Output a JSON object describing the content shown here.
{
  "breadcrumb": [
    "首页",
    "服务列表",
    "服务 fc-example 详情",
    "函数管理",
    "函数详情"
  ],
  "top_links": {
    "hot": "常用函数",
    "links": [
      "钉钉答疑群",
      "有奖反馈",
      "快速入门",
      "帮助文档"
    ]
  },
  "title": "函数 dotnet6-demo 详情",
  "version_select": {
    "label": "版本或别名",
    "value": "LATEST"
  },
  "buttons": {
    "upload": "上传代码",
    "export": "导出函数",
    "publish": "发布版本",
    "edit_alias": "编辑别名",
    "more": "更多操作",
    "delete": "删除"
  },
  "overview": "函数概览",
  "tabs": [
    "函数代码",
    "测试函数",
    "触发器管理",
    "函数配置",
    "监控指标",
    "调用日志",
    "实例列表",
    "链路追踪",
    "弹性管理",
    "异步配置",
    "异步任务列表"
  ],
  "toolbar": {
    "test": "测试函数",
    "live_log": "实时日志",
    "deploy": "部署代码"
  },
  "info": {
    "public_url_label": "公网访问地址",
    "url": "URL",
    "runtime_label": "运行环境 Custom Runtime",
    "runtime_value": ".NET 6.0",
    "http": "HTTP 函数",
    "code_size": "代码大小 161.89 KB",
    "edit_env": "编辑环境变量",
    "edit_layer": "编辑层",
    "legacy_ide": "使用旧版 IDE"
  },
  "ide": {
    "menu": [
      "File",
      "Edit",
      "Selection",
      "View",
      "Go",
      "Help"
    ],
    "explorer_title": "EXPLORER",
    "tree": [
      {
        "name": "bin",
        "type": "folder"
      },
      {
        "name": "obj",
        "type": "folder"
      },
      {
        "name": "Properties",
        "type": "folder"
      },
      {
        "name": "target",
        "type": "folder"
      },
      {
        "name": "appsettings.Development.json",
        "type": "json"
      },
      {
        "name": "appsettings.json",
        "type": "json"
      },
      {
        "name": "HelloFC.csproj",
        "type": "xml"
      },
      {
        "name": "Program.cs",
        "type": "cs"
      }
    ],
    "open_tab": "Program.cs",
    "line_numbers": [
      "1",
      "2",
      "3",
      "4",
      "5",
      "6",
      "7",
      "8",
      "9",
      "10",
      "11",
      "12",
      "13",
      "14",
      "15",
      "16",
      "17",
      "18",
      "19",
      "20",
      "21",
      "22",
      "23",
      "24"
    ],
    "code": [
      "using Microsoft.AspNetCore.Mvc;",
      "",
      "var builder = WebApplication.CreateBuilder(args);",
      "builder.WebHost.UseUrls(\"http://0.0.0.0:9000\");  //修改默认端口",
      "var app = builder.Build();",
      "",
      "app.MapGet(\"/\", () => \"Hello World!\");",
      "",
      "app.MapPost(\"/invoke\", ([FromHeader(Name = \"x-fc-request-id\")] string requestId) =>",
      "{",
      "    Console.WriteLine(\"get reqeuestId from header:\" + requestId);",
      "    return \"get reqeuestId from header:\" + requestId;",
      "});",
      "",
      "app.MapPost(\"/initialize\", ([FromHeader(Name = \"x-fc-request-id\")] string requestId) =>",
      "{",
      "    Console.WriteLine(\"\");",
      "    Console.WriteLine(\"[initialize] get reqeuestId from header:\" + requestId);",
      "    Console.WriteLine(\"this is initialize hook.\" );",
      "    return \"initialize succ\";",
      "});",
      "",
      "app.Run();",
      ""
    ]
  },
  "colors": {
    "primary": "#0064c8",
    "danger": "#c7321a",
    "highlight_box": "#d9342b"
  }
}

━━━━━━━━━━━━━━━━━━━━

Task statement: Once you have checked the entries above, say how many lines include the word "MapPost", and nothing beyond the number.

Result: 2